I said once, in the presence of my father, how I wished to be older. I was, at the time, 12 or 13, maybe 14.
The comment wasn’t necessarily directed at him but more so at the rest of the world. Being older – “grown,” that is – meant freedom unlimited and command. I’m sure that’s what I thought.
Whether he was a contributor to the frustration I felt then didn’t matter. The audible statement had been broadcast for anyone within earshot to hear. My wish was now part of the public domain – like a tweet to a tiny circle of followers, posted with the hashtags #whoslistening #freeme #cosmiccars – and an invitation or plea, of sorts, for reaction.
My father responded almost reflexively. “Don’t wish your life away,” he sighed, as if thinking aloud and perhaps even recalling a much younger version of himself.
The depths of a father’s few words. If I were 12 or 13, maybe 14, he would have been in his mid-50s – about my age now – and retired from AC Spark Plug (earlier than planned due to a medical disability). He might have felt the finish line was now visible on the horizon, however distant. A constant presence like the inescapable gaze of a female portrait whose painted eyes appear to follow you across the room. Possibly in that very moment, the idea of a personal expiration date was too imaginable to ignore. (How many more seasons left on the calendar?)
Take my advice, he said without saying, make the most of your time where you are. Enjoy the beauty, the challenge and the magnificence of the moment if you can.

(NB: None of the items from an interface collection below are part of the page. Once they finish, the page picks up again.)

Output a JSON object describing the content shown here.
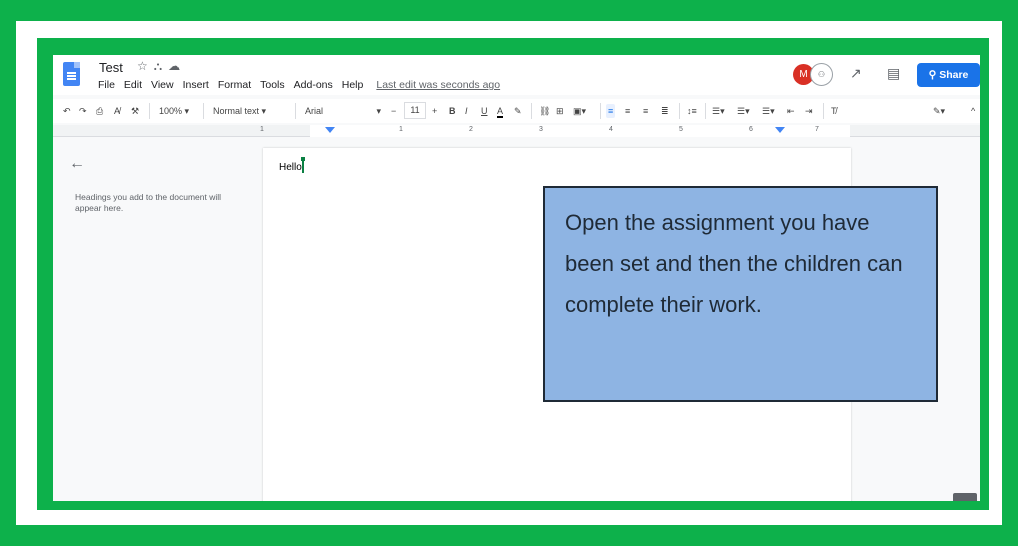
{
  "doc": {
    "title": "Test",
    "title_icons": [
      "star-icon",
      "drive-icon",
      "cloud-icon"
    ],
    "menu": [
      "File",
      "Edit",
      "View",
      "Insert",
      "Format",
      "Tools",
      "Add-ons",
      "Help"
    ],
    "last_edit": "Last edit was seconds ago",
    "avatar_initial": "M",
    "share_label": "Share"
  },
  "toolbar": {
    "zoom": "100%",
    "style": "Normal text",
    "font": "Arial",
    "font_size": "11",
    "minus": "−",
    "plus": "+"
  },
  "ruler": {
    "numbers": [
      "1",
      "1",
      "2",
      "3",
      "4",
      "5",
      "6",
      "7"
    ]
  },
  "outline": {
    "hint": "Headings you add to the document will appear here."
  },
  "page": {
    "text": "Hello"
  },
  "callout": {
    "text": "Open the assignment you have been set and then the children can complete their work."
  },
  "colors": {
    "frame": "#0db14b",
    "callout": "#8eb4e3",
    "accent": "#1a73e8"
  }
}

Contained within his prescient advice – “Don’t wish your life away” – was also a quiet, respectful appeal: “And don’t wish my life away.”
For, the older I got the older he got. He wasn’t ready to breach the horizon according to someone’s else watch. To the extent possible, his time remaining belonged to him.
He would live another 30 years.
(c) Bob Campbell/bobcampbellwrites.com